The veteran outfielder underwent an arthroscopic labral repair on his right shoulder, an issue that has been bothering him for quite some time.
Brantley has been out of action since June, and the full extent of his shoulder struggles wasn’t known until now.
“Houston #Astros All-Star OF Michael Brantley underwent season-ending shoulder surgery. Tough blow to the Astros offense.” – Bob Nightengale
The Astros have been vague regarding the nature of Brantley’s injury. Last month, GM James Click said that there were no updates on Brantley except to wait for his shoulder inflammation to get better.
Now it’s clear that Brantley suffered severe structural damage, and fans are praying for his speedy recovery.
Astros fans are naturally concerned as to the impact Brantley’s absence would have on their postseason ambitions. Brantley has averaged .288 with 14 doubles, five homers, 26 RBIs and .785 OPS in 64 games this year.
The Houston Astros have coped well in Brantley’s absence since June, as they continue to dominate proceedings in the AL West. Naturally, some fans are inclined to believe that their team will do just fine during the postseason without him.
This is not the first time that the 35-year-old has gone under the knife for shoulder troubles. Back in November 2015, Brantley underwent another surgery to fix a small tear in his labrum.
Michael Brantley may have played his final Houston Astros game
Brantley is in the final year of his $32 million contract. He might have played his last MLB game for the Houston Astros, should he choose not to renew.
His contributions to the club since joining in 2019 have been immense.

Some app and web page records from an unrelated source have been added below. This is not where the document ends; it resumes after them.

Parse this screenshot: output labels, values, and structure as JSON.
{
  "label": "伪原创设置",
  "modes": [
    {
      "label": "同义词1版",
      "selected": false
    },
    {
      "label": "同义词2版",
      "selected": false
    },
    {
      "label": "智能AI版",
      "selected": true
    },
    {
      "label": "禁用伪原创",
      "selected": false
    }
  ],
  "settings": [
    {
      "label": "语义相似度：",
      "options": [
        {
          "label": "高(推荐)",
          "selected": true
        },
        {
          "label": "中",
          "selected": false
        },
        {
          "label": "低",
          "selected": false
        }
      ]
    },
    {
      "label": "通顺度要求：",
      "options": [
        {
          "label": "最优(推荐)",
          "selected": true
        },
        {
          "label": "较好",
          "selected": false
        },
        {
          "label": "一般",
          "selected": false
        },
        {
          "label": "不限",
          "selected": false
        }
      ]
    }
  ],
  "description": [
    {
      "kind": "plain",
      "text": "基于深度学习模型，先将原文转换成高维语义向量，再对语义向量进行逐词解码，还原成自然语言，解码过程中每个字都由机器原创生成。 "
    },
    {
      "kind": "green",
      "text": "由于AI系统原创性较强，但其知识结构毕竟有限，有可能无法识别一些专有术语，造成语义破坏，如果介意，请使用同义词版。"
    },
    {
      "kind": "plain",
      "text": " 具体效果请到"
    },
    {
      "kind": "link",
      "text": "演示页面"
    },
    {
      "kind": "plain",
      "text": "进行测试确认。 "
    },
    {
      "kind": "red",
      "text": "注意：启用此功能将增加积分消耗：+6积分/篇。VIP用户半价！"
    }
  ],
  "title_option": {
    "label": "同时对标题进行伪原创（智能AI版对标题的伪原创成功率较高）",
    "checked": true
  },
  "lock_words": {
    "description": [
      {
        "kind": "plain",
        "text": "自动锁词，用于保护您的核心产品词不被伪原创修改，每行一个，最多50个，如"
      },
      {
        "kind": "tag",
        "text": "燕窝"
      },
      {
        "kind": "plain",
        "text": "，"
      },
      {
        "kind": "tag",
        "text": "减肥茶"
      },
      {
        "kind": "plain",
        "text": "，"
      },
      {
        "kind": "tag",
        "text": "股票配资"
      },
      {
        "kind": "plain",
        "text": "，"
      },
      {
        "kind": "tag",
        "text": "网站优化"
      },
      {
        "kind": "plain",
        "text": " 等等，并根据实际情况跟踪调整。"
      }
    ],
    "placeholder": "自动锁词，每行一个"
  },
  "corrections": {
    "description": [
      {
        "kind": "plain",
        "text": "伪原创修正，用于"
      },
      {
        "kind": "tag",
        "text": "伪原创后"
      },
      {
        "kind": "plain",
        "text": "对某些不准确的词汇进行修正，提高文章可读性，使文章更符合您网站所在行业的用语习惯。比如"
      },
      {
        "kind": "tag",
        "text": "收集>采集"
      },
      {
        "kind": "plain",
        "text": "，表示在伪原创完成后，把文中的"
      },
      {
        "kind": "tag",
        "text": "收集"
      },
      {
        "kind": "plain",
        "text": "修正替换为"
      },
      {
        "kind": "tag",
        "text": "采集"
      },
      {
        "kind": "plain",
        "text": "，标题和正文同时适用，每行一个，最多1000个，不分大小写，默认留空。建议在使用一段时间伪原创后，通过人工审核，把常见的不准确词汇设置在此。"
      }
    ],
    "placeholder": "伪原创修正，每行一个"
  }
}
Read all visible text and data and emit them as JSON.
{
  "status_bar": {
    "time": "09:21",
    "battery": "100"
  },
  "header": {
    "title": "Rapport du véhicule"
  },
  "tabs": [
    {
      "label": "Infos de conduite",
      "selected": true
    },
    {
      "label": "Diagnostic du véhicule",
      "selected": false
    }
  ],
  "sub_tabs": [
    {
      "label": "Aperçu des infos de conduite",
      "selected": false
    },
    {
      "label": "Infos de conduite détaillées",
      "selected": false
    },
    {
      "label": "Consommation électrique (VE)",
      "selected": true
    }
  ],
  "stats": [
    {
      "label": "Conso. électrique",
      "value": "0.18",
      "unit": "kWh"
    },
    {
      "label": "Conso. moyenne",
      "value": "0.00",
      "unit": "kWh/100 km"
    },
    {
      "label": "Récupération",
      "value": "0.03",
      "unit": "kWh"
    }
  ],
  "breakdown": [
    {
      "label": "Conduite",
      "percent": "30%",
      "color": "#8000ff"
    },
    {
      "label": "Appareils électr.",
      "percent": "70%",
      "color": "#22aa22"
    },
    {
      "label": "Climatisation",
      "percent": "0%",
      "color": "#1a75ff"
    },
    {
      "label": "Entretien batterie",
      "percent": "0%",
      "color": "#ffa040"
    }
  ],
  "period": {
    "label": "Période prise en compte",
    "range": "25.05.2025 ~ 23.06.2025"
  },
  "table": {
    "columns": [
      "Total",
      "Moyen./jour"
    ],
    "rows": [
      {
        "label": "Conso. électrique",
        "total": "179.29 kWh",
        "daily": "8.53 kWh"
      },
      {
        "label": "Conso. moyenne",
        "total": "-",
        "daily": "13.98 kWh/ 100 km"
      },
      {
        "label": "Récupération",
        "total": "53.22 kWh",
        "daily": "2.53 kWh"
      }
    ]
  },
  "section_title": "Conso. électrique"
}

The influence of “Uncle Mike” goes beyond stats, as manager Dusty Baker promptly pointed out when he was asked about Brantley’s latest shoulder update.
“He’s not called Uncle Mike for nothing…he wants to come around as soon as he can and be a part of this club. There are a lot of these guys that depend on him” – Dusty Baker
Brantley has batted a combined .306/.368/.464 in around 379 regular-season plate appearances for the Astros. This excludes the additional 211 postseason plate appearances in which he averaged .314/.376/.408.
If that’s the end of Uncle Mike’s run in Houston colors, well, what a ride it has been.